Plant Identification and Ecology

Elementary students learning about plants in the field

In this program, students explore a forest community using the tools and concepts of plant identification, classification and ecology.  This is a seasonally themed lessen, and based on the timing of your group’s visit, curriculum connection requirements, and/or interests, there are two areas of program focus from which to choose:
1. Trees and Shrubs
2. Wildflowers

This multifaceted program experience starts with walking the nature trails to observe and identify trees, shrubs, or wildflowers.  Students will investigate different leaf shapes, patterns, and textures in order to learn to differentiate between species.  Students will learn how to use microscopes to closely examine identification features and adaptations of plants in our region. The program may include a sensory “scavenger hunt” of various trees and shrubs, and/or wildflowers. 

Grade Levels, Program Length, and Season 

  • Appropriate for Grade Level 3-12.
  • The program typically lasts 1 1/2-2 hours, though the length and content can be adapted to suit the needs of your group.
  • This program is offered year-round.
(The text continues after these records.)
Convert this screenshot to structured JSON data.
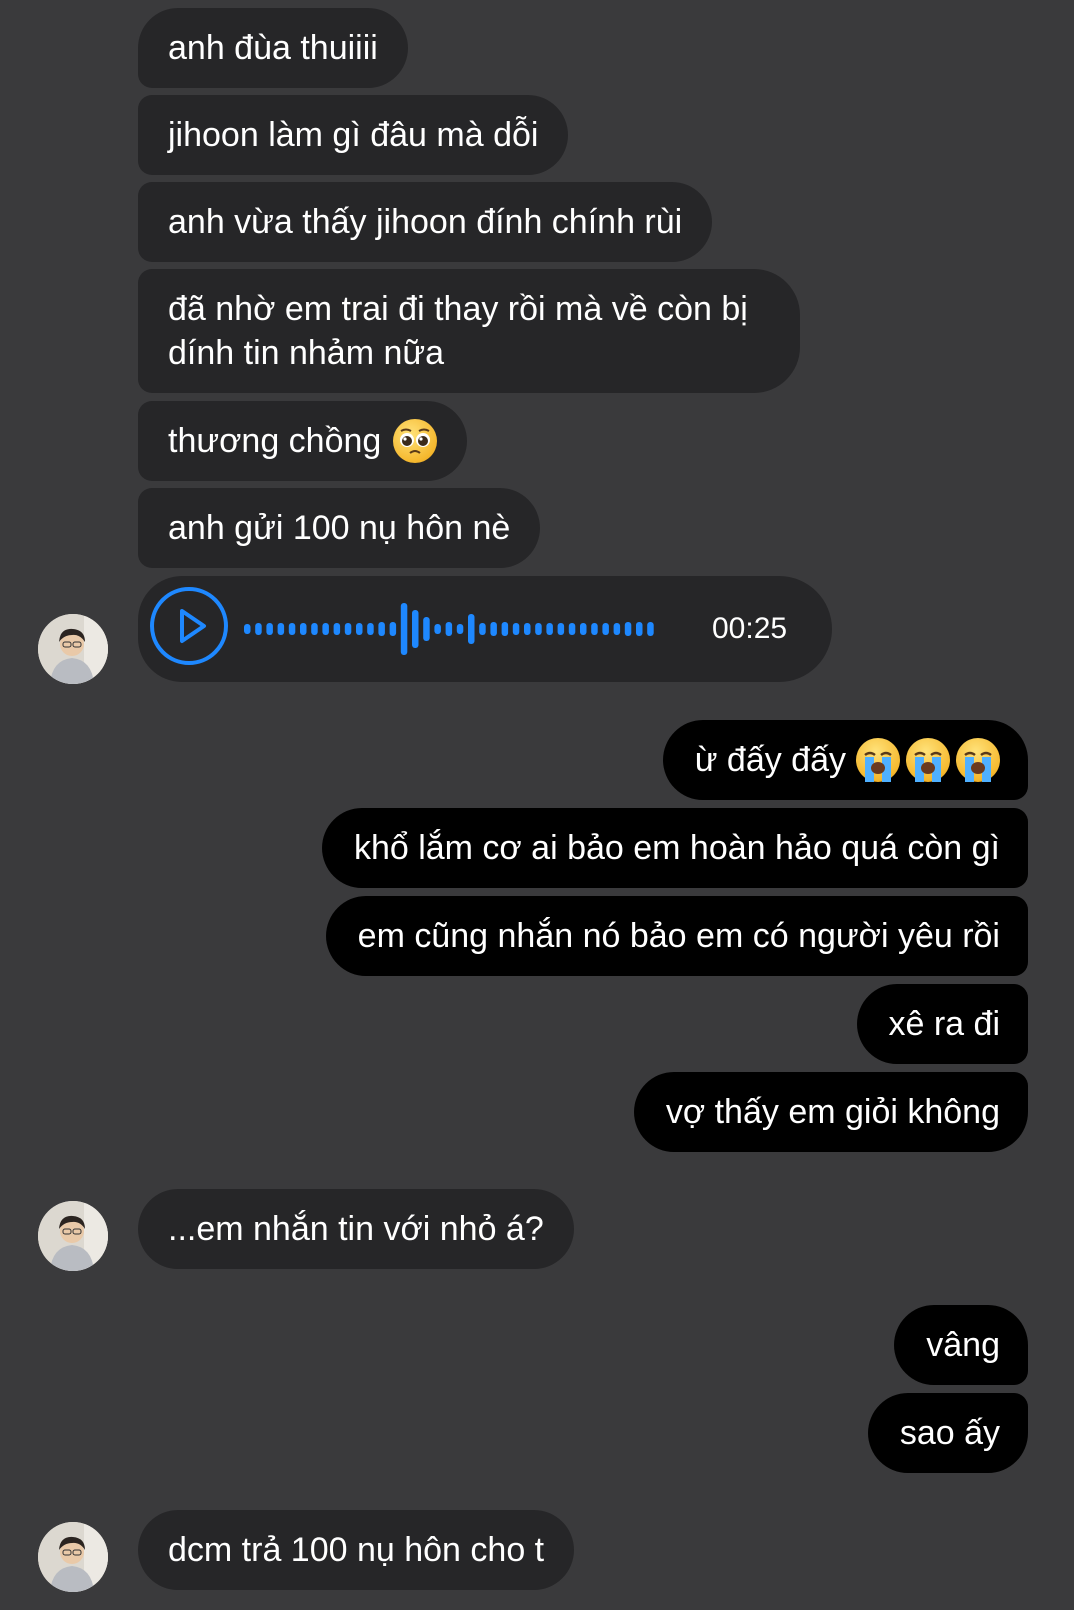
{
  "conversation": {
    "messages": [
      {
        "id": "m1",
        "side": "incoming",
        "text": "anh đùa thuiiii"
      },
      {
        "id": "m2",
        "side": "incoming",
        "text": "jihoon làm gì đâu mà dỗi"
      },
      {
        "id": "m3",
        "side": "incoming",
        "text": "anh vừa thấy jihoon đính chính rùi"
      },
      {
        "id": "m4",
        "side": "incoming",
        "line1": "đã nhờ em trai đi thay rồi mà về còn bị",
        "line2": "dính tin nhảm nữa"
      },
      {
        "id": "m5",
        "side": "incoming",
        "text": "thương chồng",
        "emoji": "pleading-face"
      },
      {
        "id": "m6",
        "side": "incoming",
        "text": "anh gửi 100 nụ hôn nè"
      },
      {
        "id": "m7",
        "side": "incoming",
        "type": "voice",
        "duration": "00:25"
      },
      {
        "id": "m8",
        "side": "outgoing",
        "text": "ừ đấy đấy",
        "emoji": [
          "loudly-crying-face",
          "loudly-crying-face",
          "loudly-crying-face"
        ]
      },
      {
        "id": "m9",
        "side": "outgoing",
        "text": "khổ lắm cơ ai bảo em hoàn hảo quá còn gì"
      },
      {
        "id": "m10",
        "side": "outgoing",
        "text": "em cũng nhắn nó bảo em có người yêu rồi"
      },
      {
        "id": "m11",
        "side": "outgoing",
        "text": "xê ra đi"
      },
      {
        "id": "m12",
        "side": "outgoing",
        "text": "vợ thấy em giỏi không"
      },
      {
        "id": "m13",
        "side": "incoming",
        "text": "...em nhắn tin với nhỏ á?"
      },
      {
        "id": "m14",
        "side": "outgoing",
        "text": "vâng"
      },
      {
        "id": "m15",
        "side": "outgoing",
        "text": "sao ấy"
      },
      {
        "id": "m16",
        "side": "incoming",
        "text": "dcm trả 100 nụ hôn cho t"
      }
    ]
  },
  "colors": {
    "background": "#3a3a3c",
    "incoming_bubble": "#262628",
    "outgoing_bubble": "#000000",
    "voice_accent": "#1e88ff"
  },
  "icons": {
    "play": "play-icon",
    "avatar": "contact-avatar"
  }
}
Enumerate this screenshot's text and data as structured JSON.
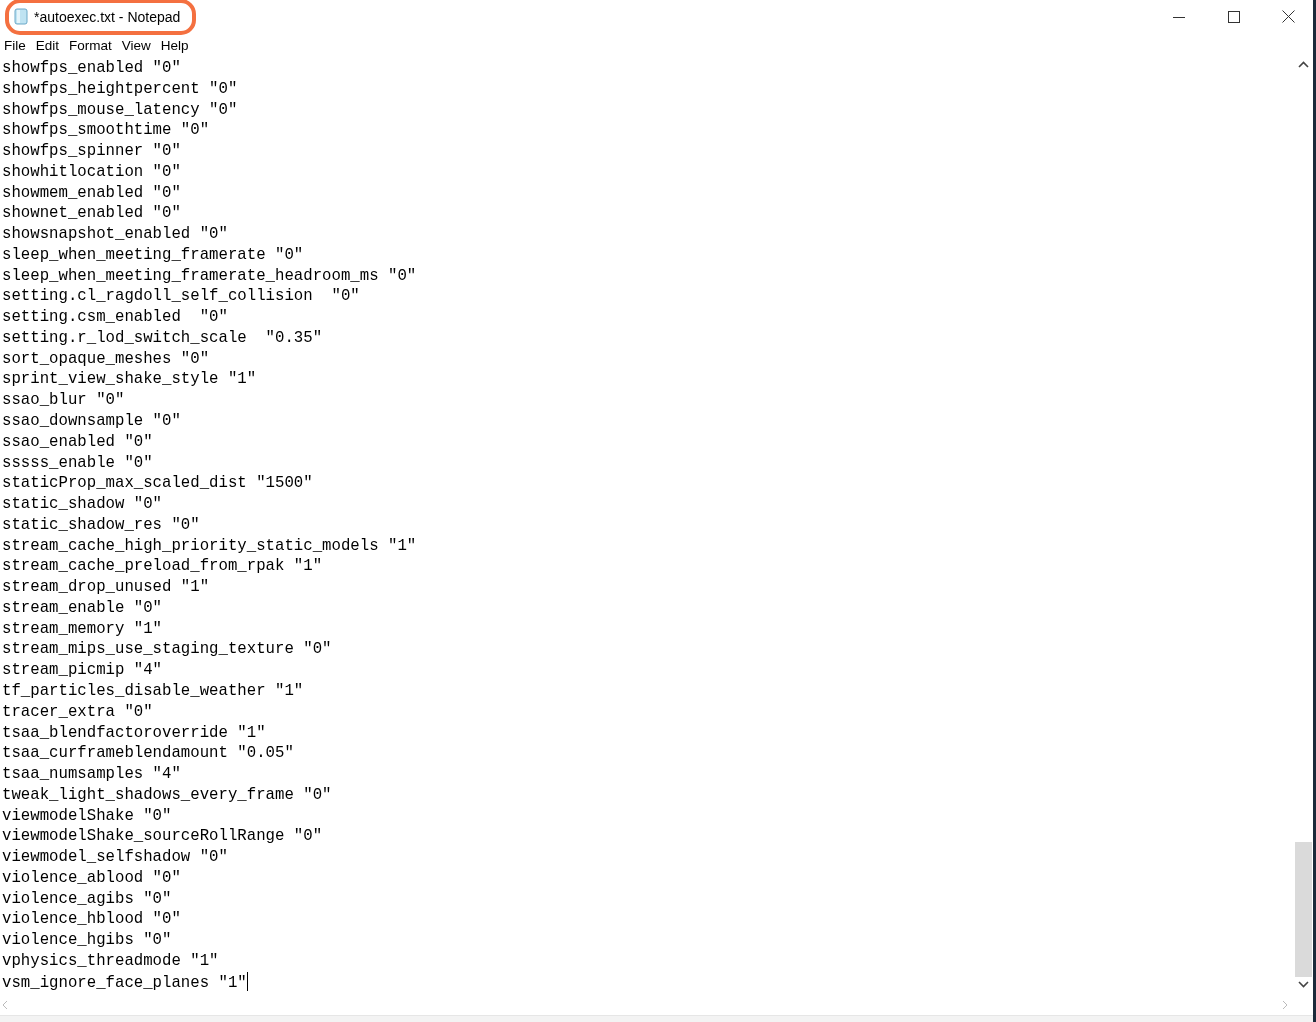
{
  "window": {
    "title": "*autoexec.txt - Notepad",
    "title_highlighted": true
  },
  "menu": [
    "File",
    "Edit",
    "Format",
    "View",
    "Help"
  ],
  "editor": {
    "lines": [
      "showfps_enabled \"0\"",
      "showfps_heightpercent \"0\"",
      "showfps_mouse_latency \"0\"",
      "showfps_smoothtime \"0\"",
      "showfps_spinner \"0\"",
      "showhitlocation \"0\"",
      "showmem_enabled \"0\"",
      "shownet_enabled \"0\"",
      "showsnapshot_enabled \"0\"",
      "sleep_when_meeting_framerate \"0\"",
      "sleep_when_meeting_framerate_headroom_ms \"0\"",
      "setting.cl_ragdoll_self_collision  \"0\"",
      "setting.csm_enabled  \"0\"",
      "setting.r_lod_switch_scale  \"0.35\"",
      "sort_opaque_meshes \"0\"",
      "sprint_view_shake_style \"1\"",
      "ssao_blur \"0\"",
      "ssao_downsample \"0\"",
      "ssao_enabled \"0\"",
      "sssss_enable \"0\"",
      "staticProp_max_scaled_dist \"1500\"",
      "static_shadow \"0\"",
      "static_shadow_res \"0\"",
      "stream_cache_high_priority_static_models \"1\"",
      "stream_cache_preload_from_rpak \"1\"",
      "stream_drop_unused \"1\"",
      "stream_enable \"0\"",
      "stream_memory \"1\"",
      "stream_mips_use_staging_texture \"0\"",
      "stream_picmip \"4\"",
      "tf_particles_disable_weather \"1\"",
      "tracer_extra \"0\"",
      "tsaa_blendfactoroverride \"1\"",
      "tsaa_curframeblendamount \"0.05\"",
      "tsaa_numsamples \"4\"",
      "tweak_light_shadows_every_frame \"0\"",
      "viewmodelShake \"0\"",
      "viewmodelShake_sourceRollRange \"0\"",
      "viewmodel_selfshadow \"0\"",
      "violence_ablood \"0\"",
      "violence_agibs \"0\"",
      "violence_hblood \"0\"",
      "violence_hgibs \"0\"",
      "vphysics_threadmode \"1\"",
      "vsm_ignore_face_planes \"1\""
    ]
  }
}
Program Description and Activities - Trees and Shrubs

Students studying trees and shrubs will learn to distinguish between deciduous and evergreen trees, and how to identify live specimens from each of those plant groups. Students may also practice:

  • Using the characteristics of the “three Bs” (bark, branches, and buds) to identify and classify trees and shrubs in the field.
  • Using dichotomous keys to identify a small selection of trees and shrubs from twig and branch samples.
  • Investigating plant communities including a “young” (early successional) forest, an “old” (late successional) forest, and a meadow.
  • Observing the various “layers” of the forest from treetop to forest floor.

Program Description and Activities - Wildflowers

For students studying various wildflowers, they will learn to determine their unique floral structures, habitat needs, adaptations for pollination, seed dispersal techniques, and identification characteristics. Students studying wildflowers may also practice:

  • Observing and discussing evidence of energy flow from plants-to-insects-to-birds and other animal life of the forest community.
  • Observing and discussing ecological interrelationships between the native wildflowers we identify and their faunal associates.
  • Differentiating between wildflower species that are native, non-native, and invasive in southeast Michigan.

Science Standards

Pre- and Post-Visit Resources